John Barrow outstrips Primary opponents in Q4 fundraising for Miami-Dade Sheriff

John Barrow
He said his Q4 gains reflect his campaign’s ‘broad support and growing momentum.’

Miami-Dade Police Major John Barrow raised more than double the cash his two Democratic Primary opponents collected last quarter toward becoming the county’s first elected Sheriff in decades.

Between Oct. 1 and Dec. 31, Barrow amassed $43,000 between his campaign account and political committee, A Safer Stronger Florida.

His closest Primary competitor, former federal agent Susan Khoury, raised just under $31,000.

Meanwhile, Democratic former Miami-Dade Police Lt. Rickey Mitchell reported a meager $900 haul after leading all candidates in June fundraising.

Barrow said in a statement that his Q4 gains reflect his campaign’s “broad support and growing momentum to win the Democratic nomination for Sheriff.”

“This is an historic campaign and one with very high stakes for the citizens of Miami-Dade,” he said. “I have the experience and energy that it will require to lead from the very first day. This election is critically important. There is much to do to make our county safer and to build a stronger bond between the police and our community.”

In terms of total holdings, Barrow is still behind both his Primary opponents. Mitchell’s campaign coffers held more than $245,000 on New Year’s Day, most of it self-loaned. Khoury has about $31,000, all of it her money.

By comparison, Barrow had $22,000 going into 2024. He’s raised just shy of $50,000.

While Barrow was first among Democratic candidates in fundraising in the final quarter of 2023, the 17-year veteran placed sixth among 15 people now running for Sheriff. All of the top five fundraisers are Republican.

The top earner was Florida Highway Patrol Trooper Joe Sanchez, whose political committee (Law and Order PC) took in $203,000 last quarter — before Sanchez officially entered the contest.

Miami-Dade Police Majors Mario Knapp and Jose Aragu placed second and third with $70,000 and $69,000 raised, respectively, in Q4.
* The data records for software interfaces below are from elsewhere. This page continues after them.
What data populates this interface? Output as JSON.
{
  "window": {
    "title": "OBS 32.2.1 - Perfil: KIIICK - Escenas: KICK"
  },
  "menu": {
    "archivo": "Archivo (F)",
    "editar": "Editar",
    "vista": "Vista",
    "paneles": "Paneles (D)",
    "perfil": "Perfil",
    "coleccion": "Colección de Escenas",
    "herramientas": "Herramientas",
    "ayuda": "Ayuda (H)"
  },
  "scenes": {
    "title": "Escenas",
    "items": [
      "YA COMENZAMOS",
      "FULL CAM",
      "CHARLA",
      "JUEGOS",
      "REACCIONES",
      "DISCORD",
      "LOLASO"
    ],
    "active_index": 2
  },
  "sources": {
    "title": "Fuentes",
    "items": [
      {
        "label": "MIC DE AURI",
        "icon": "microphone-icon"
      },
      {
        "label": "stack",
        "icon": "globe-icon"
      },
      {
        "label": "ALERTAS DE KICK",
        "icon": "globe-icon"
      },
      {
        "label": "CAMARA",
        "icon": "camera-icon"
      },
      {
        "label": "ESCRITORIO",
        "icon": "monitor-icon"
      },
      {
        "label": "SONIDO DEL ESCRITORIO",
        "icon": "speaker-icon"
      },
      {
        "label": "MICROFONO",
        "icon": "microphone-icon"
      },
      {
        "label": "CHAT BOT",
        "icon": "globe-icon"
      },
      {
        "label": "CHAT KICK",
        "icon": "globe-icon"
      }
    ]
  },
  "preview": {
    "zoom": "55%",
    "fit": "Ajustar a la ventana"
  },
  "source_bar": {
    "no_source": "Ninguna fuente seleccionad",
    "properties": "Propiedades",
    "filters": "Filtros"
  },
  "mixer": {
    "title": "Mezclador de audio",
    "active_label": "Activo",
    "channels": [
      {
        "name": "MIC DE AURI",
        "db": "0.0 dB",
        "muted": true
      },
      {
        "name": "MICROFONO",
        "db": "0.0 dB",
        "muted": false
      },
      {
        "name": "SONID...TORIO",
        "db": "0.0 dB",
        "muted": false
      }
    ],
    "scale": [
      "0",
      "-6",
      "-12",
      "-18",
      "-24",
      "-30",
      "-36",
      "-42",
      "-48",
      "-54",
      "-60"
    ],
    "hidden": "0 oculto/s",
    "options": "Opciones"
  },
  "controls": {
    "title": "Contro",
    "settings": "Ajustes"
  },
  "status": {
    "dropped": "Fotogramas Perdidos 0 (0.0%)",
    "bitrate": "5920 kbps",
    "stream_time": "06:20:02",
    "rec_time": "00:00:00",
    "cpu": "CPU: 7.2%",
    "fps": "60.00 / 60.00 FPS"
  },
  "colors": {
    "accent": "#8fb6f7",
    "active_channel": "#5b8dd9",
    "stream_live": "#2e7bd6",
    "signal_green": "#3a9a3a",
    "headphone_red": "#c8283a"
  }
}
Miami-Dade Police Director Rosie Cordero-Stutz raised $60,000 to place fourth. Retired Miami-Dade Police officer Ernie Rodriguez trailed her with a $55,000 draw.

Miami-Dade hasn’t had an elected Sheriff since 1966, when county voters eliminated the position after a grand jury report revealed rampant corruption within the department. Instead, Miami-Dade has a Police Director, who is appointed by and reports to the Mayor.

That arrangement is changing this year. In 2018, 58% of Miami-Dade voters joined a statewide supermajority in approving a constitutional amendment requiring all 67 counties in Florida to have an elected Sheriff, Tax Collector, Property Appraiser and Clerk of Courts by early 2025.

Former Miami-Dade Police Director Alfredo “Freddy” Ramirez, a Republican-turned-Democrat, was widely considered a shoo-in for the returning Sheriff post until he attempted suicide on July 23 following a domestic dispute with his wife at a Sheriff’s conference in Tampa.

He dropped out of the race Sept. 20.

Jesse Scheckner

Jesse Scheckner has covered South Florida with a focus on Miami-Dade County since 2012. His work has been recognized by the Hearst Foundation, Society of Professional Journalists, Florida Society of News Editors, Florida MMA Awards and Miami New Times. Email him at [email protected] and follow him on Twitter @JesseScheckner.

One comment

  • Julia

    January 16, 2024 at 6:16 pm

    Make $280 per hour. The hiring procedure is not easy. In any case, a plethora of tools are at your disposal to support your preferred method of working. Get motivated to post job openings for hundreds of vacancies on job bv10 boards and employment portals.

    Take a look at this………………………………….

Comments are closed.


Florida Politics is a statewide, new media platform covering campaigns, elections, government, policy, and lobbying in Florida. This platform and all of its content are owned by Extensive Enterprises Media.

Publisher: Peter Schorsch @PeterSchorschFL

Contributors & reporters: Phil Ammann, Drew Dixon, Roseanne Dunkelberger, A.G. Gancarski, Anne Geggis, Ryan Nicol, Jacob Ogles, Cole Pepper, Gray Rohrer, Jesse Scheckner, Christine Sexton, Drew Wilson, and Mike Wright.

Email: [email protected]
Twitter: @PeterSchorschFL
Phone: (727) 642-3162
Address: 204 37th Avenue North #182
St. Petersburg, Florida 33704